> **PROBLEM TO WORK ON**: Word for word, write out all the entries below, omitting every picture.

[Data records for software interfaces]
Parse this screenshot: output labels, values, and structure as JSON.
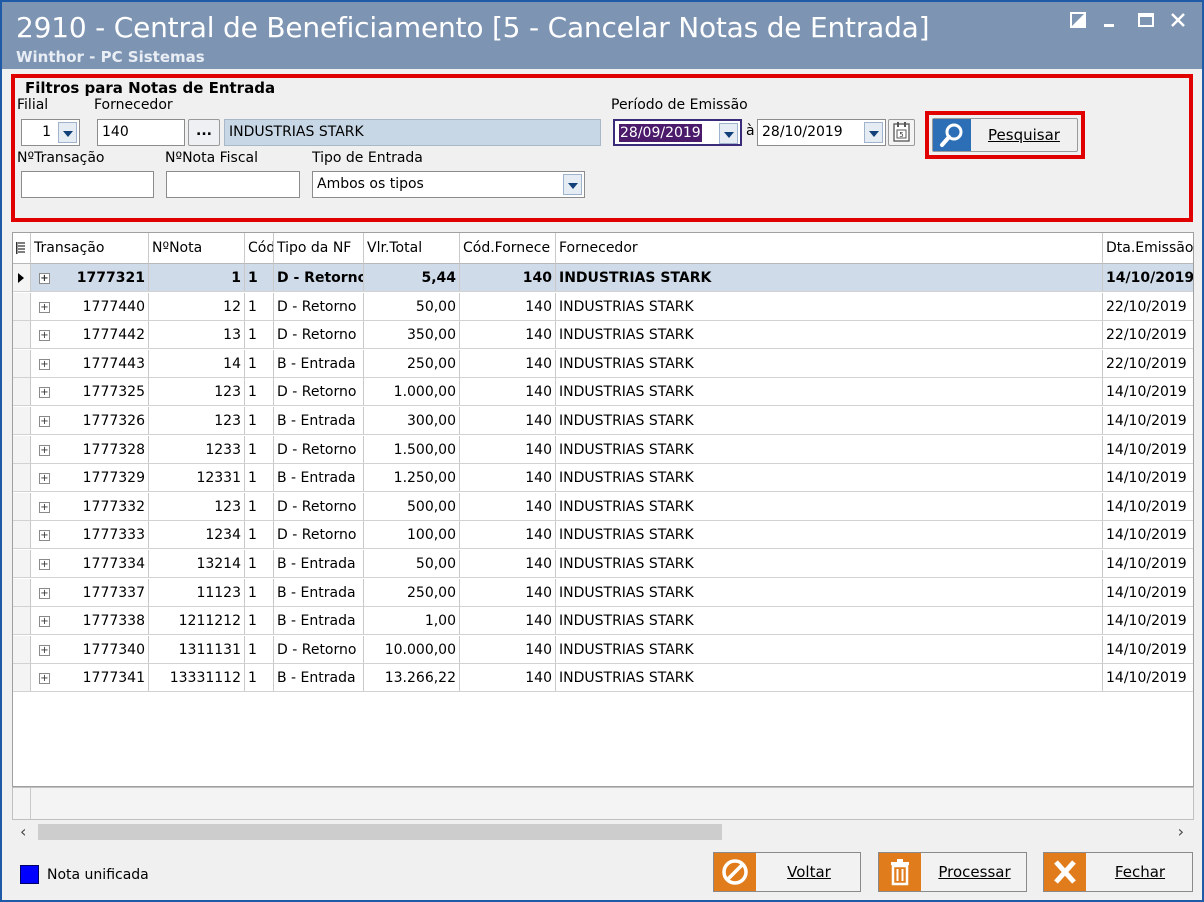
{
  "window": {
    "title": "2910 - Central de Beneficiamento [5 - Cancelar Notas de Entrada]",
    "subtitle": "Winthor - PC Sistemas"
  },
  "filters": {
    "group_title": "Filtros para Notas de Entrada",
    "filial_label": "Filial",
    "filial_value": "1",
    "fornecedor_label": "Fornecedor",
    "fornecedor_code": "140",
    "fornecedor_browse": "...",
    "fornecedor_name": "INDUSTRIAS STARK",
    "periodo_label": "Período de Emissão",
    "date_from": "28/09/2019",
    "date_sep": "à",
    "date_to": "28/10/2019",
    "transacao_label": "NºTransação",
    "transacao_value": "",
    "nota_label": "NºNota Fiscal",
    "nota_value": "",
    "tipo_label": "Tipo de Entrada",
    "tipo_value": "Ambos os tipos",
    "search_button": "Pesquisar"
  },
  "grid": {
    "columns": [
      "Transação",
      "NºNota",
      "Cód",
      "Tipo da NF",
      "Vlr.Total",
      "Cód.Fornece",
      "Fornecedor",
      "Dta.Emissão"
    ],
    "rows": [
      {
        "transacao": "1777321",
        "nota": "1",
        "cod": "1",
        "tipo": "D - Retorno",
        "valor": "5,44",
        "cod_forn": "140",
        "fornecedor": "INDUSTRIAS STARK",
        "emissao": "14/10/2019",
        "selected": true
      },
      {
        "transacao": "1777440",
        "nota": "12",
        "cod": "1",
        "tipo": "D - Retorno",
        "valor": "50,00",
        "cod_forn": "140",
        "fornecedor": "INDUSTRIAS STARK",
        "emissao": "22/10/2019"
      },
      {
        "transacao": "1777442",
        "nota": "13",
        "cod": "1",
        "tipo": "D - Retorno",
        "valor": "350,00",
        "cod_forn": "140",
        "fornecedor": "INDUSTRIAS STARK",
        "emissao": "22/10/2019"
      },
      {
        "transacao": "1777443",
        "nota": "14",
        "cod": "1",
        "tipo": "B - Entrada",
        "valor": "250,00",
        "cod_forn": "140",
        "fornecedor": "INDUSTRIAS STARK",
        "emissao": "22/10/2019"
      },
      {
        "transacao": "1777325",
        "nota": "123",
        "cod": "1",
        "tipo": "D - Retorno",
        "valor": "1.000,00",
        "cod_forn": "140",
        "fornecedor": "INDUSTRIAS STARK",
        "emissao": "14/10/2019"
      },
      {
        "transacao": "1777326",
        "nota": "123",
        "cod": "1",
        "tipo": "B - Entrada",
        "valor": "300,00",
        "cod_forn": "140",
        "fornecedor": "INDUSTRIAS STARK",
        "emissao": "14/10/2019"
      },
      {
        "transacao": "1777328",
        "nota": "1233",
        "cod": "1",
        "tipo": "D - Retorno",
        "valor": "1.500,00",
        "cod_forn": "140",
        "fornecedor": "INDUSTRIAS STARK",
        "emissao": "14/10/2019"
      },
      {
        "transacao": "1777329",
        "nota": "12331",
        "cod": "1",
        "tipo": "B - Entrada",
        "valor": "1.250,00",
        "cod_forn": "140",
        "fornecedor": "INDUSTRIAS STARK",
        "emissao": "14/10/2019"
      },
      {
        "transacao": "1777332",
        "nota": "123",
        "cod": "1",
        "tipo": "D - Retorno",
        "valor": "500,00",
        "cod_forn": "140",
        "fornecedor": "INDUSTRIAS STARK",
        "emissao": "14/10/2019"
      },
      {
        "transacao": "1777333",
        "nota": "1234",
        "cod": "1",
        "tipo": "D - Retorno",
        "valor": "100,00",
        "cod_forn": "140",
        "fornecedor": "INDUSTRIAS STARK",
        "emissao": "14/10/2019"
      },
      {
        "transacao": "1777334",
        "nota": "13214",
        "cod": "1",
        "tipo": "B - Entrada",
        "valor": "50,00",
        "cod_forn": "140",
        "fornecedor": "INDUSTRIAS STARK",
        "emissao": "14/10/2019"
      },
      {
        "transacao": "1777337",
        "nota": "11123",
        "cod": "1",
        "tipo": "B - Entrada",
        "valor": "250,00",
        "cod_forn": "140",
        "fornecedor": "INDUSTRIAS STARK",
        "emissao": "14/10/2019"
      },
      {
        "transacao": "1777338",
        "nota": "1211212",
        "cod": "1",
        "tipo": "B - Entrada",
        "valor": "1,00",
        "cod_forn": "140",
        "fornecedor": "INDUSTRIAS STARK",
        "emissao": "14/10/2019"
      },
      {
        "transacao": "1777340",
        "nota": "1311131",
        "cod": "1",
        "tipo": "D - Retorno",
        "valor": "10.000,00",
        "cod_forn": "140",
        "fornecedor": "INDUSTRIAS STARK",
        "emissao": "14/10/2019"
      },
      {
        "transacao": "1777341",
        "nota": "13331112",
        "cod": "1",
        "tipo": "B - Entrada",
        "valor": "13.266,22",
        "cod_forn": "140",
        "fornecedor": "INDUSTRIAS STARK",
        "emissao": "14/10/2019"
      }
    ]
  },
  "legend": {
    "label": "Nota unificada",
    "color": "#0000ff"
  },
  "buttons": {
    "voltar": "Voltar",
    "processar": "Processar",
    "fechar": "Fechar"
  },
  "colors": {
    "title_bar": "#7d94b3",
    "highlight_red": "#e00000",
    "selected_row": "#cfdbe8",
    "button_orange": "#e07c1b",
    "date_selected": "#4b1a6b"
  }
}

> **REPLY**:
Parse this screenshot: output labels, values, and structure as JSON.
{
  "window": {
    "title": "2910 - Central de Beneficiamento [5 - Cancelar Notas de Entrada]",
    "subtitle": "Winthor - PC Sistemas"
  },
  "filters": {
    "group_title": "Filtros para Notas de Entrada",
    "filial_label": "Filial",
    "filial_value": "1",
    "fornecedor_label": "Fornecedor",
    "fornecedor_code": "140",
    "fornecedor_browse": "...",
    "fornecedor_name": "INDUSTRIAS STARK",
    "periodo_label": "Período de Emissão",
    "date_from": "28/09/2019",
    "date_sep": "à",
    "date_to": "28/10/2019",
    "transacao_label": "NºTransação",
    "transacao_value": "",
    "nota_label": "NºNota Fiscal",
    "nota_value": "",
    "tipo_label": "Tipo de Entrada",
    "tipo_value": "Ambos os tipos",
    "search_button": "Pesquisar"
  },
  "grid": {
    "columns": [
      "Transação",
      "NºNota",
      "Cód",
      "Tipo da NF",
      "Vlr.Total",
      "Cód.Fornece",
      "Fornecedor",
      "Dta.Emissão"
    ],
    "rows": [
      {
        "transacao": "1777321",
        "nota": "1",
        "cod": "1",
        "tipo": "D - Retorno",
        "valor": "5,44",
        "cod_forn": "140",
        "fornecedor": "INDUSTRIAS STARK",
        "emissao": "14/10/2019",
        "selected": true
      },
      {
        "transacao": "1777440",
        "nota": "12",
        "cod": "1",
        "tipo": "D - Retorno",
        "valor": "50,00",
        "cod_forn": "140",
        "fornecedor": "INDUSTRIAS STARK",
        "emissao": "22/10/2019"
      },
      {
        "transacao": "1777442",
        "nota": "13",
        "cod": "1",
        "tipo": "D - Retorno",
        "valor": "350,00",
        "cod_forn": "140",
        "fornecedor": "INDUSTRIAS STARK",
        "emissao": "22/10/2019"
      },
      {
        "transacao": "1777443",
        "nota": "14",
        "cod": "1",
        "tipo": "B - Entrada",
        "valor": "250,00",
        "cod_forn": "140",
        "fornecedor": "INDUSTRIAS STARK",
        "emissao": "22/10/2019"
      },
      {
        "transacao": "1777325",
        "nota": "123",
        "cod": "1",
        "tipo": "D - Retorno",
        "valor": "1.000,00",
        "cod_forn": "140",
        "fornecedor": "INDUSTRIAS STARK",
        "emissao": "14/10/2019"
      },
      {
        "transacao": "1777326",
        "nota": "123",
        "cod": "1",
        "tipo": "B - Entrada",
        "valor": "300,00",
        "cod_forn": "140",
        "fornecedor": "INDUSTRIAS STARK",
        "emissao": "14/10/2019"
      },
      {
        "transacao": "1777328",
        "nota": "1233",
        "cod": "1",
        "tipo": "D - Retorno",
        "valor": "1.500,00",
        "cod_forn": "140",
        "fornecedor": "INDUSTRIAS STARK",
        "emissao": "14/10/2019"
      },
      {
        "transacao": "1777329",
        "nota": "12331",
        "cod": "1",
        "tipo": "B - Entrada",
        "valor": "1.250,00",
        "cod_forn": "140",
        "fornecedor": "INDUSTRIAS STARK",
        "emissao": "14/10/2019"
      },
      {
        "transacao": "1777332",
        "nota": "123",
        "cod": "1",
        "tipo": "D - Retorno",
        "valor": "500,00",
        "cod_forn": "140",
        "fornecedor": "INDUSTRIAS STARK",
        "emissao": "14/10/2019"
      },
      {
        "transacao": "1777333",
        "nota": "1234",
        "cod": "1",
        "tipo": "D - Retorno",
        "valor": "100,00",
        "cod_forn": "140",
        "fornecedor": "INDUSTRIAS STARK",
        "emissao": "14/10/2019"
      },
      {
        "transacao": "1777334",
        "nota": "13214",
        "cod": "1",
        "tipo": "B - Entrada",
        "valor": "50,00",
        "cod_forn": "140",
        "fornecedor": "INDUSTRIAS STARK",
        "emissao": "14/10/2019"
      },
      {
        "transacao": "1777337",
        "nota": "11123",
        "cod": "1",
        "tipo": "B - Entrada",
        "valor": "250,00",
        "cod_forn": "140",
        "fornecedor": "INDUSTRIAS STARK",
        "emissao": "14/10/2019"
      },
      {
        "transacao": "1777338",
        "nota": "1211212",
        "cod": "1",
        "tipo": "B - Entrada",
        "valor": "1,00",
        "cod_forn": "140",
        "fornecedor": "INDUSTRIAS STARK",
        "emissao": "14/10/2019"
      },
      {
        "transacao": "1777340",
        "nota": "1311131",
        "cod": "1",
        "tipo": "D - Retorno",
        "valor": "10.000,00",
        "cod_forn": "140",
        "fornecedor": "INDUSTRIAS STARK",
        "emissao": "14/10/2019"
      },
      {
        "transacao": "1777341",
        "nota": "13331112",
        "cod": "1",
        "tipo": "B - Entrada",
        "valor": "13.266,22",
        "cod_forn": "140",
        "fornecedor": "INDUSTRIAS STARK",
        "emissao": "14/10/2019"
      }
    ]
  },
  "legend": {
    "label": "Nota unificada",
    "color": "#0000ff"
  },
  "buttons": {
    "voltar": "Voltar",
    "processar": "Processar",
    "fechar": "Fechar"
  },
  "colors": {
    "title_bar": "#7d94b3",
    "highlight_red": "#e00000",
    "selected_row": "#cfdbe8",
    "button_orange": "#e07c1b",
    "date_selected": "#4b1a6b"
  }
}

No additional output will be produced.